Skip to main content

Syndicate contentOccasional paper series

Occasional paper series

Neo-conservatism and child care services in Alberta: A case study

Jacqueline Hayden
Occasional paper 9

The development and delivery of child care services in Canada has never been without controversy. Although stakeholders from opposing spheres of influence have battled for divergent demands, the concept that some form of support for child care falls within the realm of state responsibilities has been acknowledged for many decades.

Theorizing political difference in Toronto’s postwar child care movement

Susan Prentice
Occasional paper 8

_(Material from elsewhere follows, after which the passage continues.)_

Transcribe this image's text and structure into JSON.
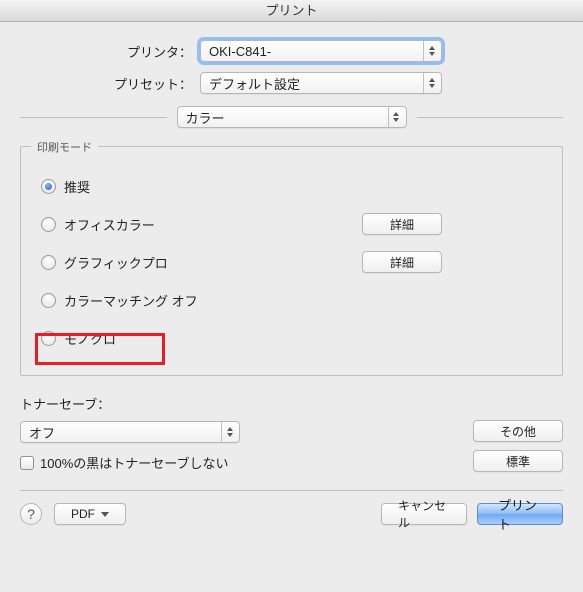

Theorizing political difference in Toronto's postwar child care movement examines the complicated history of child care service and advocacy in Toronto between 1942-1953. It reviews how and why the State reorganized and closed down child care centres, and in so doing, how public policy and practices stigmatized child care services. The paper seeks to explain how and why different women participated in this process of reorganization, arguing that instead of seeing such women as 'dupes' or 'sell-outs', they were constrained by their institutional positions and affiliations.

The great child care debate: The long-term effects of non-parental child care

Gillian Doherty
Occasional paper 7

This paper reviews studies that compare children with non-parental child care experience to children without this experience. Two major themes emerge from this review: first, the research does not support the view that participation in child care is harmful; and second, it is important that the child care experience is of high quality.



A sociological examination of the child care auspice debate

Bruce K. Friesen, edited by Gillian Doherty
Occasional paper 6

Originally a doctoral theses, this paper presents in an abridged form, Friesen's examination of the differences in quality between for-profit and non-profit child care centres the structural features that give rise to these differences.


Preface and Acknowledgements

Child care: Canada can’t work without it

Gillian Doherty, Ruth Rose, Martha Friendly, Donna Lero, Sharon Hope Irwin
Occasional paper 5

This paper describes the purposes that can be served by child care services and illustrates how it can advance social and economic objectives of national importance.



Executive Summary

Chapter I - Introduction
A definition of child care
The purposes that can be served by child care services
The importance of quality in child care services

Rural child care in Ontario

Gillian Doherty
Occasional paper 4

This paper, originally prepared as a background paper for a conference on rural child care, describes Ontario's rural child care arrangements and makes proposals for future developments.

Download this publication:

Work-related child care in context: A study of work-related child care in Canada

Jane Beach, Martha Friendly and Lori Schmidt
Occasional paper 3

This report describes the results of a survey of work-related child care centres in Canada, examines some of the commonly-held assumptions about work-related child care programs, and discusses the role of work-related child care within the context of broader child care policy.

Download this publication:

Proceedings from the Child Care Policy and Research Symposium

Edited by Martha Friendly, Irene Kyle and Lori Schmidt.
Occasional paper 2

These proceedings from a one-day symposium on policy-relevant child care research was held at the Learned Societies meetings in 1991. Overviews of developmental psychology, sociology, and economics approaches to child care research as well as current Canadian research on school-age child care, family day care and a model for determining child care demand are presented.

Download this publication:

Child care for Canadian children and families

Martha Friendly, Laurel Rothman and Mab Oloman
Occasional paper 1

This paper, originally prepared for "Canada's children: The priority for the 90s: A national symposium" held by the Child Welfare League of America/Canada, Ottawa, October 27-30, 1991, describes Canada's child care arrangements and makes proposals for future developments.

Premium Drupal Themes by Adaptivethemes